* Directions for this task
If a record holds a picture, leave the picture out and repeat everything else exactly.

* Data records

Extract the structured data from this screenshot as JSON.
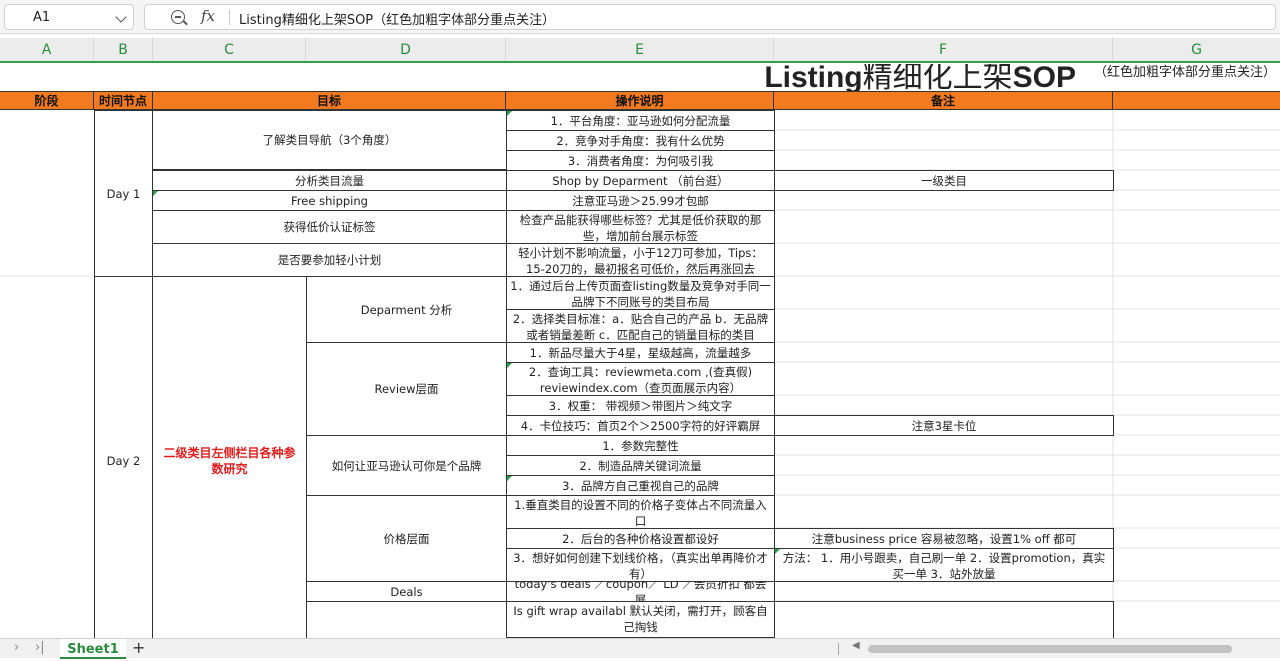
{
  "formula_bar": {
    "cell_ref": "A1",
    "formula_icon_label": "fx",
    "content": "Listing精细化上架SOP（红色加粗字体部分重点关注）"
  },
  "columns": [
    "A",
    "B",
    "C",
    "D",
    "E",
    "F",
    "G"
  ],
  "title": {
    "bold_part1": "Listing",
    "normal_part": "精细化上架",
    "bold_part2": "SOP",
    "subtitle": "（红色加粗字体部分重点关注）"
  },
  "headers": {
    "stage": "阶段",
    "time": "时间节点",
    "goal": "目标",
    "instructions": "操作说明",
    "notes": "备注"
  },
  "rows": {
    "day1": "Day 1",
    "day2": "Day 2",
    "category_nav": "了解类目导航（3个角度）",
    "cn1": "1．平台角度：亚马逊如何分配流量",
    "cn2": "2．竞争对手角度：我有什么优势",
    "cn3": "3．消费者角度：为何吸引我",
    "analyze_traffic": "分析类目流量",
    "shop_by_dept": "Shop by Deparment （前台逛）",
    "level1_category": "一级类目",
    "free_shipping": "Free shipping",
    "free_shipping_note": "注意亚马逊＞25.99才包邮",
    "low_price_label": "获得低价认证标签",
    "low_price_desc": "检查产品能获得哪些标签？尤其是低价获取的那些，增加前台展示标签",
    "light_plan": "是否要参加轻小计划",
    "light_plan_desc": "轻小计划不影响流量，小于12刀可参加，Tips：15-20刀的，最初报名可低价，然后再涨回去",
    "level2_research": "二级类目左侧栏目各种参数研究",
    "dept_analysis": "Deparment 分析",
    "da1": "1．通过后台上传页面查listing数量及竞争对手同一品牌下不同账号的类目布局",
    "da2": "2．选择类目标准：a．贴合自己的产品 b．无品牌或者销量差断 c．匹配自己的销量目标的类目",
    "review_level": "Review层面",
    "rv1": "1．新品尽量大于4星，星级越高，流量越多",
    "rv2": "2．查询工具：reviewmeta.com ,(查真假) reviewindex.com（查页面展示内容）",
    "rv3": "3．权重： 带视频＞带图片＞纯文字",
    "rv4": "4．卡位技巧：首页2个＞2500字符的好评霸屏",
    "rv4_note": "注意3星卡位",
    "brand_recognition": "如何让亚马逊认可你是个品牌",
    "br1": "1．参数完整性",
    "br2": "2．制造品牌关键词流量",
    "br3": "3．品牌方自己重视自己的品牌",
    "price_level": "价格层面",
    "pr1": "1.垂直类目的设置不同的价格子变体占不同流量入口",
    "pr2": "2．后台的各种价格设置都设好",
    "pr2_note": "注意business price 容易被忽略，设置1% off 都可",
    "pr3": "3．想好如何创建下划线价格，（真实出单再降价才有）",
    "pr3_note": "方法： 1．用小号跟卖，自己刷一单 2．设置promotion，真实买一单 3．站外放量",
    "deals": "Deals",
    "deals_desc": "today's deals ／coupon／ LD ／会员折扣 都会展",
    "gift_wrap": "Is gift wrap availabl 默认关闭，需打开，顾客自己掏钱"
  },
  "sheet_tabs": [
    "Sheet1"
  ],
  "add_sheet": "+"
}
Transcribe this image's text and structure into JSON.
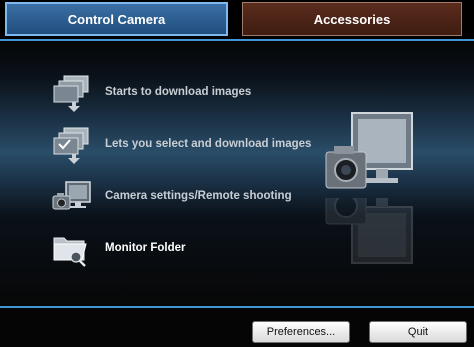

* Answer for this exercise
Extract the structured data from this screenshot as JSON.
{
  "formula_bar": {
    "cell_ref": "A1",
    "formula_icon_label": "fx",
    "content": "Listing精细化上架SOP（红色加粗字体部分重点关注）"
  },
  "columns": [
    "A",
    "B",
    "C",
    "D",
    "E",
    "F",
    "G"
  ],
  "title": {
    "bold_part1": "Listing",
    "normal_part": "精细化上架",
    "bold_part2": "SOP",
    "subtitle": "（红色加粗字体部分重点关注）"
  },
  "headers": {
    "stage": "阶段",
    "time": "时间节点",
    "goal": "目标",
    "instructions": "操作说明",
    "notes": "备注"
  },
  "rows": {
    "day1": "Day 1",
    "day2": "Day 2",
    "category_nav": "了解类目导航（3个角度）",
    "cn1": "1．平台角度：亚马逊如何分配流量",
    "cn2": "2．竞争对手角度：我有什么优势",
    "cn3": "3．消费者角度：为何吸引我",
    "analyze_traffic": "分析类目流量",
    "shop_by_dept": "Shop by Deparment （前台逛）",
    "level1_category": "一级类目",
    "free_shipping": "Free shipping",
    "free_shipping_note": "注意亚马逊＞25.99才包邮",
    "low_price_label": "获得低价认证标签",
    "low_price_desc": "检查产品能获得哪些标签？尤其是低价获取的那些，增加前台展示标签",
    "light_plan": "是否要参加轻小计划",
    "light_plan_desc": "轻小计划不影响流量，小于12刀可参加，Tips：15-20刀的，最初报名可低价，然后再涨回去",
    "level2_research": "二级类目左侧栏目各种参数研究",
    "dept_analysis": "Deparment 分析",
    "da1": "1．通过后台上传页面查listing数量及竞争对手同一品牌下不同账号的类目布局",
    "da2": "2．选择类目标准：a．贴合自己的产品 b．无品牌或者销量差断 c．匹配自己的销量目标的类目",
    "review_level": "Review层面",
    "rv1": "1．新品尽量大于4星，星级越高，流量越多",
    "rv2": "2．查询工具：reviewmeta.com ,(查真假) reviewindex.com（查页面展示内容）",
    "rv3": "3．权重： 带视频＞带图片＞纯文字",
    "rv4": "4．卡位技巧：首页2个＞2500字符的好评霸屏",
    "rv4_note": "注意3星卡位",
    "brand_recognition": "如何让亚马逊认可你是个品牌",
    "br1": "1．参数完整性",
    "br2": "2．制造品牌关键词流量",
    "br3": "3．品牌方自己重视自己的品牌",
    "price_level": "价格层面",
    "pr1": "1.垂直类目的设置不同的价格子变体占不同流量入口",
    "pr2": "2．后台的各种价格设置都设好",
    "pr2_note": "注意business price 容易被忽略，设置1% off 都可",
    "pr3": "3．想好如何创建下划线价格，（真实出单再降价才有）",
    "pr3_note": "方法： 1．用小号跟卖，自己刷一单 2．设置promotion，真实买一单 3．站外放量",
    "deals": "Deals",
    "deals_desc": "today's deals ／coupon／ LD ／会员折扣 都会展",
    "gift_wrap": "Is gift wrap availabl 默认关闭，需打开，顾客自己掏钱"
  },
  "sheet_tabs": [
    "Sheet1"
  ],
  "add_sheet": "+"
}
Transcribe this image's text and structure into JSON.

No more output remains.